Life Cycle Assessment of Urine Diversion and Conversion to Fertilizer Products at the City Scale

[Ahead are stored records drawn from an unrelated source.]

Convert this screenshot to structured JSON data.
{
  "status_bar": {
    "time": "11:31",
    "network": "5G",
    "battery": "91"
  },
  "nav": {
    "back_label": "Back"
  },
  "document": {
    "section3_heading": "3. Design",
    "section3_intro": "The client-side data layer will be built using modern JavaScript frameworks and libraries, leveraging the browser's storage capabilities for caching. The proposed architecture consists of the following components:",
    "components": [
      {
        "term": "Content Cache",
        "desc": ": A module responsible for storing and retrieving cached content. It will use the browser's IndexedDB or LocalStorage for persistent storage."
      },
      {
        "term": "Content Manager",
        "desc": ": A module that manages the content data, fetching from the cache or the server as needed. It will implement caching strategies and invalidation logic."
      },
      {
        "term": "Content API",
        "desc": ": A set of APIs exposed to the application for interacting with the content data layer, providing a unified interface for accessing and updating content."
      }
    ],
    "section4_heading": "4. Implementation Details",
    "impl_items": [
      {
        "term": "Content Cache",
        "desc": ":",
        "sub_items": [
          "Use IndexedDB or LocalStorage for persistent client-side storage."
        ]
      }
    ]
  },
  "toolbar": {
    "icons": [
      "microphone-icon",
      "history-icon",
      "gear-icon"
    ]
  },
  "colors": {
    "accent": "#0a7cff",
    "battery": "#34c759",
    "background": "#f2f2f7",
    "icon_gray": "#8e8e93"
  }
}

Urine diversion has been proposed as an approach for producing renewable fertilizers and reducing nutrient loads to wastewater treatment plants. Life cycle assessment was used to compare environmental impacts of the operations phase of urine diversion and fertilizer processing systems [via (1) a urine concentration alternative and (2) a struvite precipitation and ion exchange alternative] at a city scale to conventional systems. Scenarios in Vermont, Michigan, and Virginia were modeled, along with additional sensitivity analyses to understand the importance of key parameters, such as the electricity grid and wastewater treatment method. Both urine diversion technologies had better environmental performance than the conventional system and led to reductions of 29–47% in greenhouse gas emissions, 26–41% in energy consumption, approximately half the freshwater use, and 25–64% in eutrophication potential, while acidification potential ranged between a 24% decrease to a 90% increase. In some situations, wastewater treatment chemical requirements were eliminated. The environmental performance improvement was usually dependent on offsetting the production of synthetic fertilizers. This study suggests that urine diversion could be applied broadly as a strategy for both improving wastewater management and decarbonization.